Estonia to Help Crimean Tatars Tell the World About the Occupation

By Paul Goble
The victims of almost 50 years of Soviet occupation themselves, Estonians are now preparing to help the Crimean Tatars, who have again come under Russian occupation. At a press conference in Kyiv, Mart Nutt, a member of the Estonian parliament, and Oliver Loode, the Estonian vice president of the United Nations forum on indigenous peoples, outline what they hope to do in cooperation with Mustafa Cemilev, the longtime leader of the Crimean Tatar national movement, Serhi Kostinsky, a Verkhovna Rada deputy who oversees television and radio policy, and the project’s Crimean Tatar producer Emine Dzheppar (, October 6).
The Estonians, Ukrainians and Crimean Tatars said that the project was being launched because the international community is too little informed about the problems of the Crimean Tatars under occupation and is not focused on the important reality that the Crimean Tatars are the indigenous population of the Ukrainian peninsula, a status which under international law gives them certain exclusive rights. They added that the three sides had agreed over the course of the next several months to develop a media strategy, one that will involve both several members of the Crimean Tatar Mejlis (de facto representative body of the Crimean Tatars), representatives of the media, and Estonian experts.
Emine Dzheppar said that “the goal of this group is the formulation of a strategy on the basis of which the project will be carried out over the next two years, one that will become a so-called road map for its realization.” The project will organize photographic exhibits in various countries around the world and at the United Nations. In addition, it will produce video materials, including both films and clips, about key problems that the Crimean Tatars now face.
The Estonians have one key advantage over the Crimean Tatars, and it may prove to be something from which the Crimean Tatars can profit from. Estonia was an independent state at the time of the beginning of the Soviet occupation, and the West, led by the United States, came up with its non-recognition policy based on the Stimson Doctrine that the international community cannot recognize any border changes achieved by force alone. As a result, the Estonians, like their two Baltic neighbors, have insisted that their states continued de jure throughout the occupation and that in 1991, they recovered their independence de facto rather than creating new states.
Unfortunately, the international community has not articulated the same policy with regard to Russian-occupied Crimea. While Western governments have said they will not end sanctions until Russia gives Crimea back, the reality is that at some point the sanctions regime will be lifted and Crimea will not have any legal support. Western non-recognition policy by articulating a principle allowed for variations in Western relations with Moscow but did not allow for any change concerning the West’s view of the continuing legal status of Estonia, Latvia and Lithuania.

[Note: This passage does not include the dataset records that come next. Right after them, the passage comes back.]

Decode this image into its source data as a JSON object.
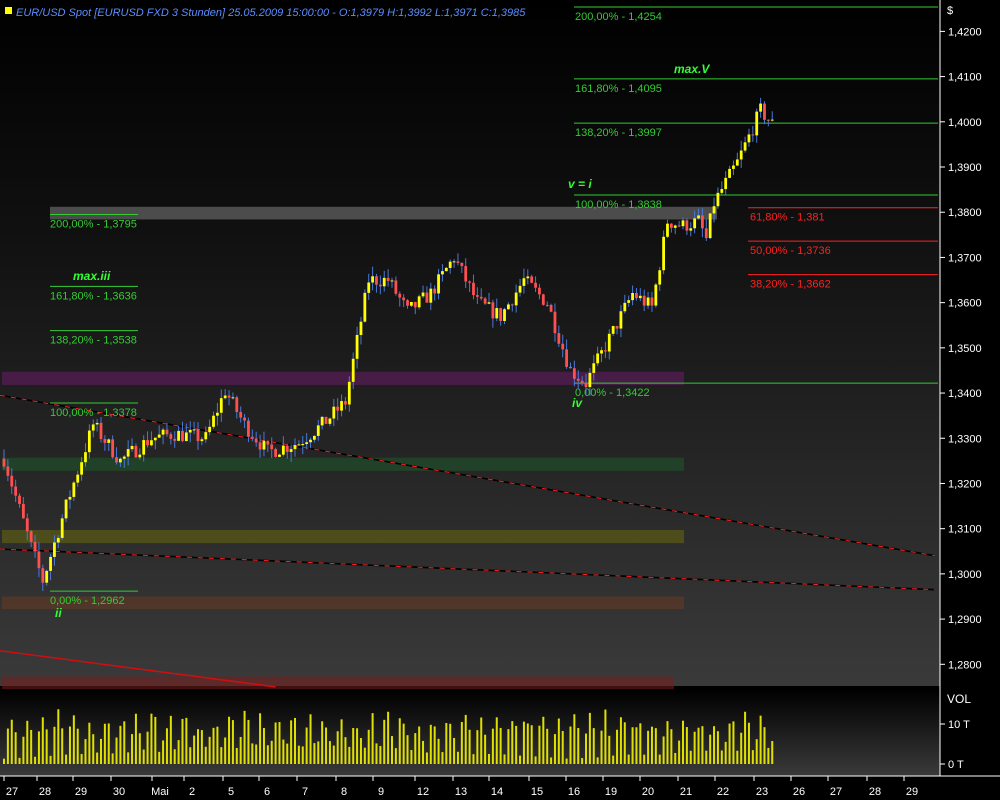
{
  "header": {
    "text": "EUR/USD Spot [EURUSD FXD  3 Stunden] 25.05.2009 15:00:00 - O:1,3979 H:1,3992 L:1,3971 C:1,3985"
  },
  "price_axis": {
    "currency_symbol": "$",
    "labels": [
      "1,4200",
      "1,4100",
      "1,4000",
      "1,3900",
      "1,3800",
      "1,3700",
      "1,3600",
      "1,3500",
      "1,3400",
      "1,3300",
      "1,3200",
      "1,3100",
      "1,3000",
      "1,2900",
      "1,2800"
    ]
  },
  "volume_axis": {
    "title": "VOL",
    "labels": [
      "10 T",
      "0 T"
    ]
  },
  "date_axis": {
    "labels": [
      "27",
      "28",
      "29",
      "30",
      "Mai",
      "2",
      "5",
      "6",
      "7",
      "8",
      "9",
      "12",
      "13",
      "14",
      "15",
      "16",
      "19",
      "20",
      "21",
      "22",
      "23",
      "26",
      "27",
      "28",
      "29"
    ]
  },
  "colors": {
    "background_top": "#000000",
    "background_bottom": "#3a3a3a",
    "up_candle": "#ffff00",
    "down_candle": "#ff5050",
    "wick": "#4a78d8",
    "fib_green": "#33cc33",
    "fib_red": "#ff2020",
    "wave_label": "#33ff33",
    "header_text": "#5a8cff",
    "axis_text": "#ffffff",
    "volume": "#e0e000"
  },
  "wave_labels": [
    "max.V",
    "v = i",
    "max.iii",
    "iv",
    "ii"
  ],
  "fib_levels": {
    "right_green": [
      {
        "label": "200,00% - 1,4254",
        "price": 1.4254
      },
      {
        "label": "161,80% - 1,4095",
        "price": 1.4095
      },
      {
        "label": "138,20% - 1,3997",
        "price": 1.3997
      },
      {
        "label": "100,00% - 1,3838",
        "price": 1.3838
      },
      {
        "label": "0,00% - 1,3422",
        "price": 1.3422
      }
    ],
    "left_green": [
      {
        "label": "200,00% - 1,3795",
        "price": 1.3795
      },
      {
        "label": "161,80% - 1,3636",
        "price": 1.3636
      },
      {
        "label": "138,20% - 1,3538",
        "price": 1.3538
      },
      {
        "label": "100,00% - 1,3378",
        "price": 1.3378
      },
      {
        "label": "0,00% - 1,2962",
        "price": 1.2962
      }
    ],
    "red": [
      {
        "label": "61,80% - 1,381",
        "price": 1.381
      },
      {
        "label": "50,00% - 1,3736",
        "price": 1.3736
      },
      {
        "label": "38,20% - 1,3662",
        "price": 1.3662
      }
    ]
  },
  "zones": [
    {
      "from": 1.3812,
      "to": 1.3784,
      "color": "#808080"
    },
    {
      "from": 1.3447,
      "to": 1.3418,
      "color": "#6a1d6a"
    },
    {
      "from": 1.3257,
      "to": 1.3228,
      "color": "#1d5a2a"
    },
    {
      "from": 1.3097,
      "to": 1.3068,
      "color": "#6a6a10"
    },
    {
      "from": 1.295,
      "to": 1.2922,
      "color": "#6a3a22"
    },
    {
      "from": 1.2773,
      "to": 1.2745,
      "color": "#7a1d1d"
    }
  ],
  "chart_data": {
    "type": "candlestick",
    "title": "EUR/USD Spot [EURUSD FXD  3 Stunden]",
    "ylabel": "$",
    "ylim": [
      1.2752,
      1.4265
    ],
    "grid": false,
    "key_points": [
      [
        0,
        1.3255
      ],
      [
        7,
        1.306
      ],
      [
        10,
        1.2985
      ],
      [
        16,
        1.315
      ],
      [
        23,
        1.333
      ],
      [
        30,
        1.325
      ],
      [
        38,
        1.33
      ],
      [
        44,
        1.331
      ],
      [
        52,
        1.33
      ],
      [
        57,
        1.3405
      ],
      [
        62,
        1.333
      ],
      [
        68,
        1.327
      ],
      [
        76,
        1.329
      ],
      [
        82,
        1.333
      ],
      [
        88,
        1.338
      ],
      [
        94,
        1.365
      ],
      [
        99,
        1.365
      ],
      [
        104,
        1.358
      ],
      [
        110,
        1.362
      ],
      [
        116,
        1.37
      ],
      [
        122,
        1.36
      ],
      [
        128,
        1.357
      ],
      [
        134,
        1.365
      ],
      [
        140,
        1.36
      ],
      [
        146,
        1.345
      ],
      [
        150,
        1.3422
      ],
      [
        156,
        1.352
      ],
      [
        162,
        1.362
      ],
      [
        167,
        1.359
      ],
      [
        171,
        1.378
      ],
      [
        175,
        1.377
      ],
      [
        179,
        1.378
      ],
      [
        181,
        1.374
      ],
      [
        183,
        1.382
      ],
      [
        189,
        1.391
      ],
      [
        195,
        1.4025
      ],
      [
        198,
        1.3995
      ]
    ],
    "volume_range": [
      0,
      12
    ],
    "trendlines": [
      {
        "p1": [
          0,
          1.3395
        ],
        "p2": [
          240,
          1.304
        ],
        "color": "#000000",
        "dash_color": "#ff2020"
      },
      {
        "p1": [
          0,
          1.3055
        ],
        "p2": [
          240,
          1.2965
        ],
        "color": "#000000",
        "dash_color": "#ff2020"
      },
      {
        "p1": [
          0,
          1.283
        ],
        "p2": [
          70,
          1.275
        ],
        "color": "#cc1010"
      }
    ]
  }
}
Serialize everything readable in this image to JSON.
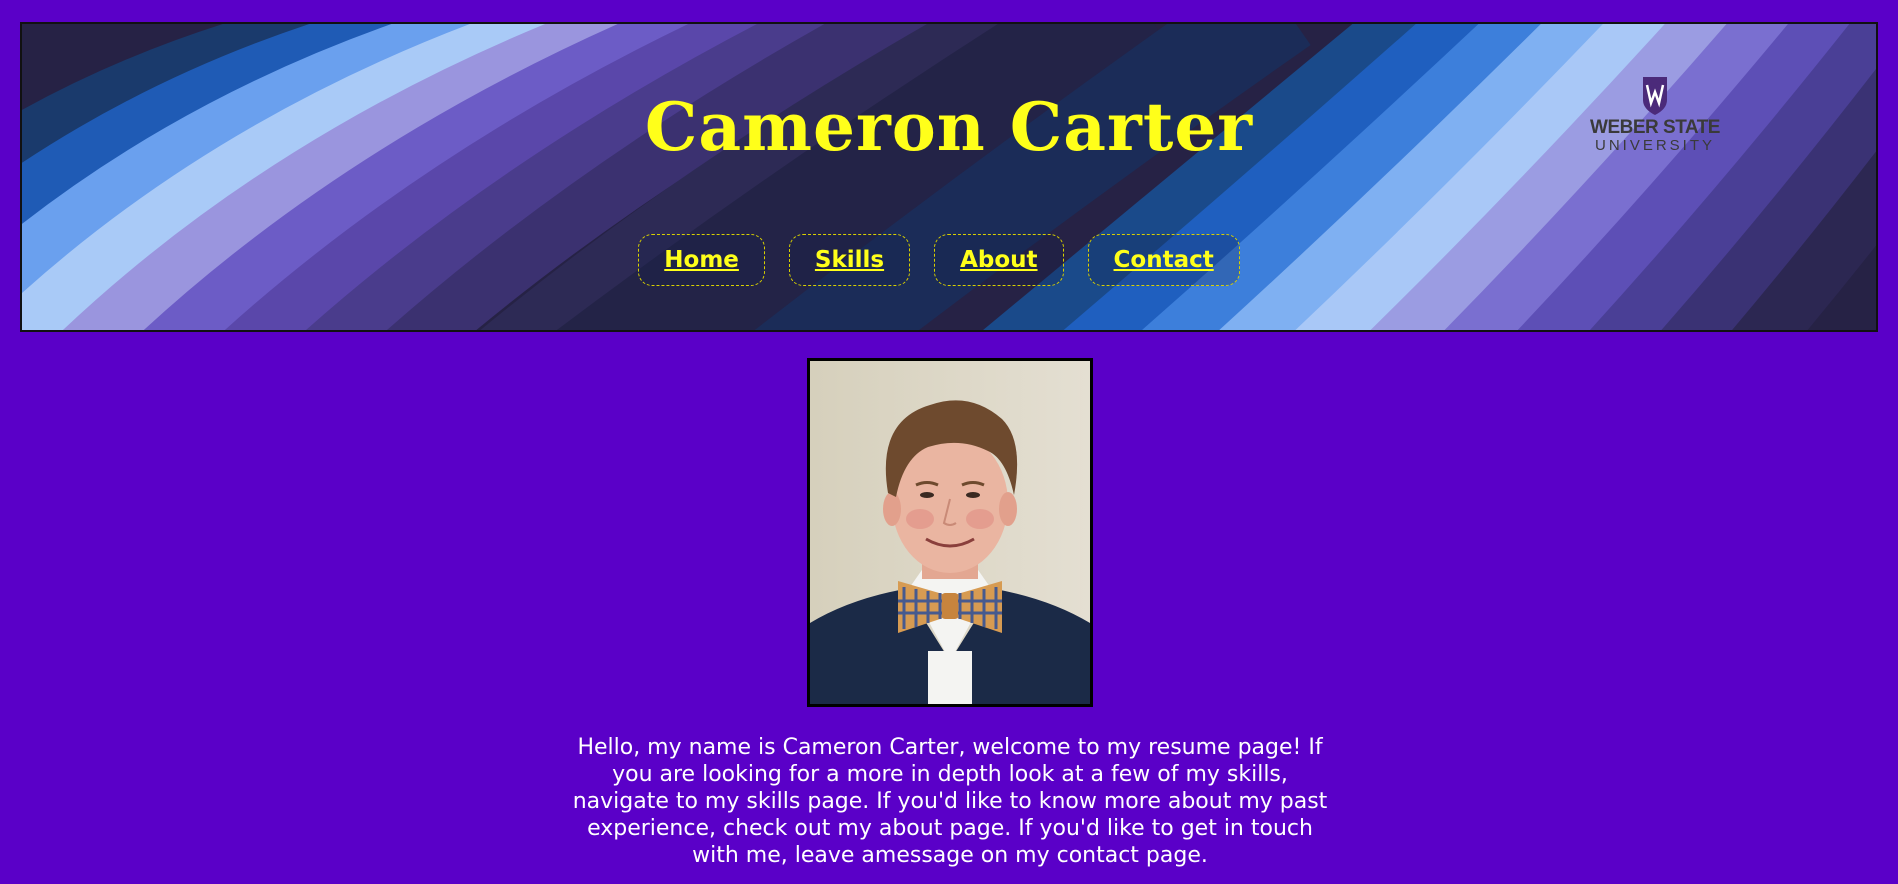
{
  "header": {
    "title": "Cameron Carter",
    "logo": {
      "line1": "WEBER STATE",
      "line2": "UNIVERSITY"
    }
  },
  "nav": {
    "home": "Home",
    "skills": "Skills",
    "about": "About",
    "contact": "Contact"
  },
  "intro": {
    "text": "Hello, my name is Cameron Carter, welcome to my resume page! If you are looking for a more in depth look at a few of my skills, navigate to my skills page. If you'd like to know more about my past experience, check out my about page. If you'd like to get in touch with me, leave amessage on my contact page."
  },
  "colors": {
    "page_background": "#5a00c8",
    "title_yellow": "#ffff1a"
  }
}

It is extremely likely that the Estonian involvement in this joint project will lead the Crimean Tatars to appreciate the importance of a Western declaration of non-recognition of the Russian occupation of Crimea and press their friends and supporters to take a step equal in its legal standing to the 1940 declaration by Sumner Welles. If that happens, this small joint project will have a profound impact on international relations for years to come.